Problem to work on: Whenever a line contains the string "JSON", copy it out of the entries.

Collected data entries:
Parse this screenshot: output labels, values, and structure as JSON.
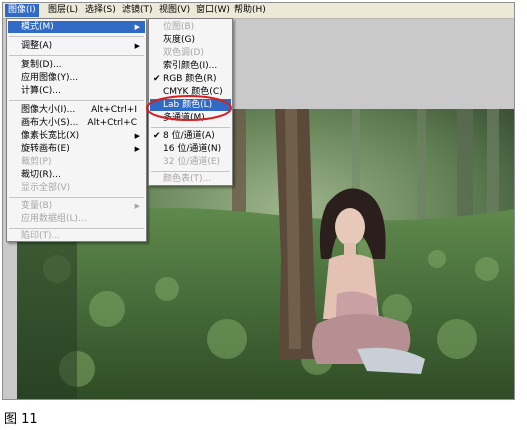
{
  "menubar": [
    {
      "label": "图像(I)",
      "active": true
    },
    {
      "label": "图层(L)"
    },
    {
      "label": "选择(S)"
    },
    {
      "label": "滤镜(T)"
    },
    {
      "label": "视图(V)"
    },
    {
      "label": "窗口(W)"
    },
    {
      "label": "帮助(H)"
    }
  ],
  "image_menu": {
    "items": [
      {
        "label": "模式(M)",
        "submenu": true,
        "highlight": true
      },
      {
        "label": "调整(A)",
        "submenu": true
      },
      {
        "label": "复制(D)..."
      },
      {
        "label": "应用图像(Y)..."
      },
      {
        "label": "计算(C)..."
      },
      {
        "label": "图像大小(I)...",
        "shortcut": "Alt+Ctrl+I"
      },
      {
        "label": "画布大小(S)...",
        "shortcut": "Alt+Ctrl+C"
      },
      {
        "label": "像素长宽比(X)",
        "submenu": true
      },
      {
        "label": "旋转画布(E)",
        "submenu": true
      },
      {
        "label": "裁剪(P)",
        "disabled": true
      },
      {
        "label": "裁切(R)..."
      },
      {
        "label": "显示全部(V)",
        "disabled": true
      },
      {
        "label": "变量(B)",
        "submenu": true,
        "disabled": true
      },
      {
        "label": "应用数据组(L)...",
        "disabled": true
      },
      {
        "label": "陷印(T)...",
        "disabled": true
      }
    ]
  },
  "mode_submenu": {
    "items": [
      {
        "label": "位图(B)",
        "disabled": true
      },
      {
        "label": "灰度(G)"
      },
      {
        "label": "双色调(D)",
        "disabled": true
      },
      {
        "label": "索引颜色(I)..."
      },
      {
        "label": "RGB 颜色(R)",
        "checked": true
      },
      {
        "label": "CMYK 颜色(C)"
      },
      {
        "label": "Lab 颜色(L)",
        "highlight": true
      },
      {
        "label": "多通道(M)"
      },
      {
        "label": "8 位/通道(A)",
        "checked": true
      },
      {
        "label": "16 位/通道(N)"
      },
      {
        "label": "32 位/通道(E)",
        "disabled": true
      },
      {
        "label": "颜色表(T)...",
        "disabled": true
      }
    ]
  },
  "icons": {
    "check": "✔",
    "submenu_arrow": "▶"
  },
  "colors": {
    "highlight": "#316ac5",
    "annotation_circle": "#d42020",
    "menu_bg": "#f5f5f5"
  },
  "caption": "图 11"
}
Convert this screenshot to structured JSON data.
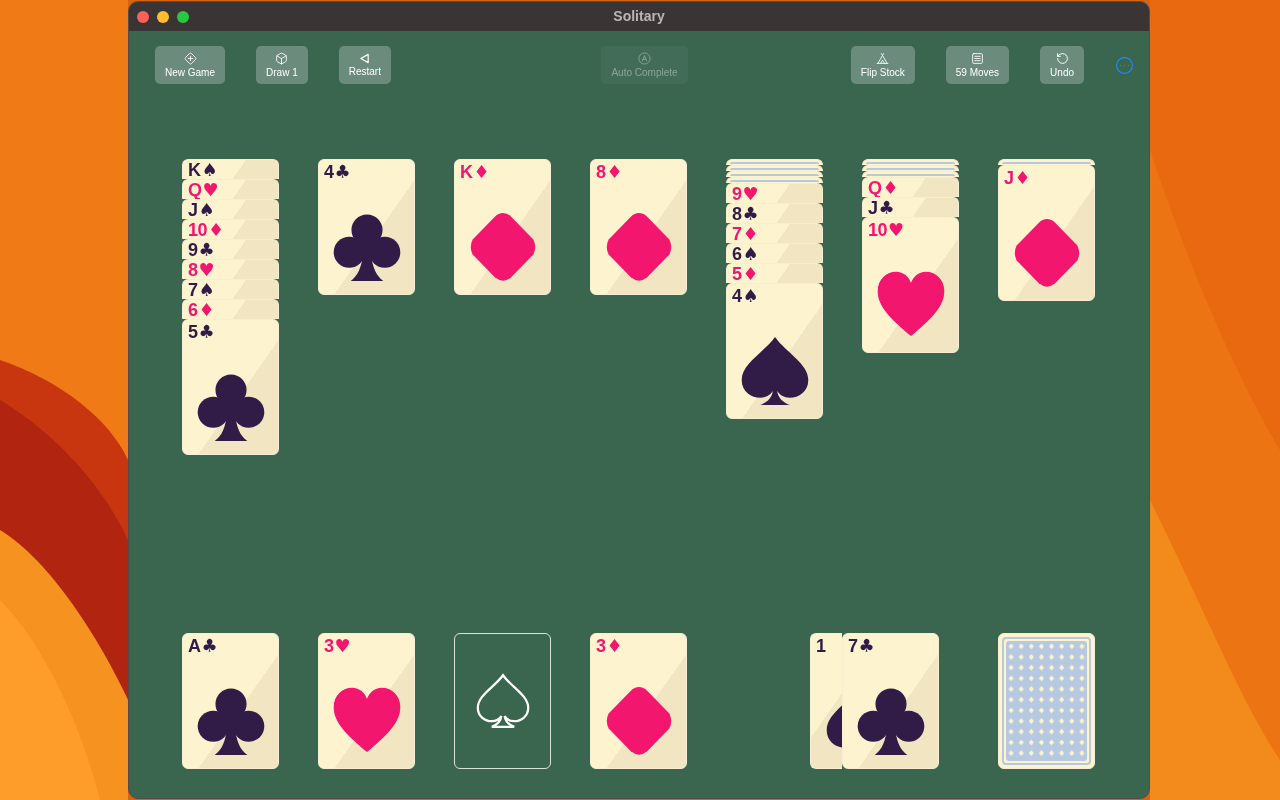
{
  "window": {
    "title": "Solitary"
  },
  "toolbar": {
    "left": [
      {
        "kind": "new-game",
        "label": "New Game",
        "disabled": false
      },
      {
        "kind": "draw",
        "label": "Draw 1",
        "disabled": false
      },
      {
        "kind": "restart",
        "label": "Restart",
        "disabled": false
      }
    ],
    "center": [
      {
        "kind": "auto-complete",
        "label": "Auto Complete",
        "disabled": true
      }
    ],
    "right": [
      {
        "kind": "flip-stock",
        "label": "Flip Stock",
        "disabled": false
      },
      {
        "kind": "moves",
        "label": "59 Moves",
        "disabled": false
      },
      {
        "kind": "undo",
        "label": "Undo",
        "disabled": false
      }
    ]
  },
  "tableau": [
    {
      "cards": [
        {
          "face_up": true,
          "rank": "K",
          "symbol": "♠",
          "color": "#301c47"
        },
        {
          "face_up": true,
          "rank": "Q",
          "symbol": "♥",
          "color": "#f2166e"
        },
        {
          "face_up": true,
          "rank": "J",
          "symbol": "♠",
          "color": "#301c47"
        },
        {
          "face_up": true,
          "rank": "10",
          "symbol": "♦",
          "color": "#f2166e"
        },
        {
          "face_up": true,
          "rank": "9",
          "symbol": "♣",
          "color": "#301c47"
        },
        {
          "face_up": true,
          "rank": "8",
          "symbol": "♥",
          "color": "#f2166e"
        },
        {
          "face_up": true,
          "rank": "7",
          "symbol": "♠",
          "color": "#301c47"
        },
        {
          "face_up": true,
          "rank": "6",
          "symbol": "♦",
          "color": "#f2166e"
        },
        {
          "face_up": true,
          "rank": "5",
          "symbol": "♣",
          "kind": "clubs",
          "color": "#301c47"
        }
      ]
    },
    {
      "cards": [
        {
          "face_up": true,
          "rank": "4",
          "symbol": "♣",
          "kind": "clubs",
          "color": "#301c47"
        }
      ]
    },
    {
      "cards": [
        {
          "face_up": true,
          "rank": "K",
          "symbol": "♦",
          "kind": "diamonds",
          "color": "#f2166e"
        }
      ]
    },
    {
      "cards": [
        {
          "face_up": true,
          "rank": "8",
          "symbol": "♦",
          "kind": "diamonds",
          "color": "#f2166e"
        }
      ]
    },
    {
      "cards": [
        {
          "face_up": false
        },
        {
          "face_up": false
        },
        {
          "face_up": false
        },
        {
          "face_up": false
        },
        {
          "face_up": true,
          "rank": "9",
          "symbol": "♥",
          "color": "#f2166e"
        },
        {
          "face_up": true,
          "rank": "8",
          "symbol": "♣",
          "color": "#301c47"
        },
        {
          "face_up": true,
          "rank": "7",
          "symbol": "♦",
          "color": "#f2166e"
        },
        {
          "face_up": true,
          "rank": "6",
          "symbol": "♠",
          "color": "#301c47"
        },
        {
          "face_up": true,
          "rank": "5",
          "symbol": "♦",
          "color": "#f2166e"
        },
        {
          "face_up": true,
          "rank": "4",
          "symbol": "♠",
          "kind": "spades",
          "color": "#301c47"
        }
      ]
    },
    {
      "cards": [
        {
          "face_up": false
        },
        {
          "face_up": false
        },
        {
          "face_up": false
        },
        {
          "face_up": true,
          "rank": "Q",
          "symbol": "♦",
          "color": "#f2166e"
        },
        {
          "face_up": true,
          "rank": "J",
          "symbol": "♣",
          "color": "#301c47"
        },
        {
          "face_up": true,
          "rank": "10",
          "symbol": "♥",
          "kind": "hearts",
          "color": "#f2166e"
        }
      ]
    },
    {
      "cards": [
        {
          "face_up": false
        },
        {
          "face_up": true,
          "rank": "J",
          "symbol": "♦",
          "kind": "diamonds",
          "color": "#f2166e"
        }
      ]
    }
  ],
  "foundations": [
    {
      "kind": "clubs",
      "rank": "A",
      "symbol": "♣",
      "color": "#301c47"
    },
    {
      "kind": "hearts",
      "rank": "3",
      "symbol": "♥",
      "color": "#f2166e"
    },
    {
      "kind": "empty-spades"
    },
    {
      "kind": "diamonds",
      "rank": "3",
      "symbol": "♦",
      "color": "#f2166e"
    }
  ],
  "waste": [
    {
      "kind": "spades",
      "rank": "1",
      "color": "#301c47"
    },
    {
      "kind": "clubs",
      "rank": "7",
      "symbol": "♣",
      "color": "#301c47"
    }
  ],
  "stock": {
    "empty": false
  }
}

Worked solution:
Parse this screenshot: output labels, values, and structure as JSON.
Convert this screenshot to structured JSON data.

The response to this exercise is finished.